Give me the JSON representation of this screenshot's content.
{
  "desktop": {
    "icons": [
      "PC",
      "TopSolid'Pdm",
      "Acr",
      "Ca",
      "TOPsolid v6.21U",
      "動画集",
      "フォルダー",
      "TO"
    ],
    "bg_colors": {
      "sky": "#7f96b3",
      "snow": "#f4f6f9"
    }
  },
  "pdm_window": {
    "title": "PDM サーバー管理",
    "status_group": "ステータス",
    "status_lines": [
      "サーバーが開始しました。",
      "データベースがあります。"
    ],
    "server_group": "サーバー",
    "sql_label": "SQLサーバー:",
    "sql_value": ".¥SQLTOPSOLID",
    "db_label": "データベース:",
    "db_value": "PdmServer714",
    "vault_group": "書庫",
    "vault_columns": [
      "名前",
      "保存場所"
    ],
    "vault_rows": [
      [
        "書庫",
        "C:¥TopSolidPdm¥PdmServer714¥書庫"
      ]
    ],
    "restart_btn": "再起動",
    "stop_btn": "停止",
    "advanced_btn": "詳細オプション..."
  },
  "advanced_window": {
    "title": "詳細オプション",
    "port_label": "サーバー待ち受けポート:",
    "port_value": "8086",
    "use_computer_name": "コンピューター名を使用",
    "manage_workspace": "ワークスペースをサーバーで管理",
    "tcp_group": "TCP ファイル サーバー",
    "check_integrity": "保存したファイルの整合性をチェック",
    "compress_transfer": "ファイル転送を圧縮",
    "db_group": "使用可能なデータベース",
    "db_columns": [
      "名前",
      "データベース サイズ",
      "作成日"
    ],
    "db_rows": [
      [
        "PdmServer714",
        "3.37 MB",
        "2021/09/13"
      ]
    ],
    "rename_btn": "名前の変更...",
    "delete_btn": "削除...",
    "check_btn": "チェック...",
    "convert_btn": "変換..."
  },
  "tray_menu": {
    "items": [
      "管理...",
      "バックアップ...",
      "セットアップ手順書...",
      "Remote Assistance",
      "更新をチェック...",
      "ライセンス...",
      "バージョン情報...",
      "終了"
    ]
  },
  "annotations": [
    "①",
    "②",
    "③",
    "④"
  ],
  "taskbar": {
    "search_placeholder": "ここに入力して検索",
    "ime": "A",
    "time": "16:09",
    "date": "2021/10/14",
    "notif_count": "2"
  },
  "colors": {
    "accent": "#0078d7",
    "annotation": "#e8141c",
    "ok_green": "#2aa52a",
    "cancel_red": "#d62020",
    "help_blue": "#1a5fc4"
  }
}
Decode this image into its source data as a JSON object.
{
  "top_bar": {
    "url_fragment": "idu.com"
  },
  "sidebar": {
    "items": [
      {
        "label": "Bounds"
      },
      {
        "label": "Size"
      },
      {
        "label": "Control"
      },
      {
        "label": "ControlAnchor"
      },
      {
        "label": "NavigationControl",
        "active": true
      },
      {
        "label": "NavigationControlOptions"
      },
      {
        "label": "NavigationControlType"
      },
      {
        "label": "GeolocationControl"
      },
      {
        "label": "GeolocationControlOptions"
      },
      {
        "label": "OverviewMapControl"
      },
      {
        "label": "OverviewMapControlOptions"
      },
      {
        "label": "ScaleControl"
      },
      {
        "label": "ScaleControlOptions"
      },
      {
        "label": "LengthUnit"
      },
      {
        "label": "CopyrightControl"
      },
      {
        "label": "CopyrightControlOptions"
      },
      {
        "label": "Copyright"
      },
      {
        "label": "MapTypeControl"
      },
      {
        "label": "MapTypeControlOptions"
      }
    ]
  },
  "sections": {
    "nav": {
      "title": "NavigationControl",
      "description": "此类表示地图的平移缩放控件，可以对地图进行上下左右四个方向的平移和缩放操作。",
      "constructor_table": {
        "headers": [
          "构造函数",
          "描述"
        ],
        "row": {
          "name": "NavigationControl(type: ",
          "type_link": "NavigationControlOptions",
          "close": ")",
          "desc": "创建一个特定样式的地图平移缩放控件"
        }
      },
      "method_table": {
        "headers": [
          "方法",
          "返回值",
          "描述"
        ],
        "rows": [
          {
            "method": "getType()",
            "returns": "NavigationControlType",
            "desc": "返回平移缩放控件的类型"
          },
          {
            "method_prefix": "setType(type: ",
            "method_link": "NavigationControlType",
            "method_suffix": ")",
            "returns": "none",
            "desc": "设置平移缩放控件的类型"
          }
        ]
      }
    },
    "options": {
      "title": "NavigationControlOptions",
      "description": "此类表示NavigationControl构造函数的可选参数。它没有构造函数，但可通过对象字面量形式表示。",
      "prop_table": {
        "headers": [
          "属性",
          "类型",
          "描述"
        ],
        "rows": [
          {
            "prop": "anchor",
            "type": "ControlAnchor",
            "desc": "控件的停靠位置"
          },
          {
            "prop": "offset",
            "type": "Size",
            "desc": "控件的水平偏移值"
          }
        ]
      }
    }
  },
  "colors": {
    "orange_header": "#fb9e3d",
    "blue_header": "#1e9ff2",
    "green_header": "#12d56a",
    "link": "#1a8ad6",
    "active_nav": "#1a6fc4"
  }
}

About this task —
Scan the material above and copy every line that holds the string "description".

Exercise response —
      "description": "此类表示地图的平移缩放控件，可以对地图进行上下左右四个方向的平移和缩放操作。",
      "description": "此类表示NavigationControl构造函数的可选参数。它没有构造函数，但可通过对象字面量形式表示。",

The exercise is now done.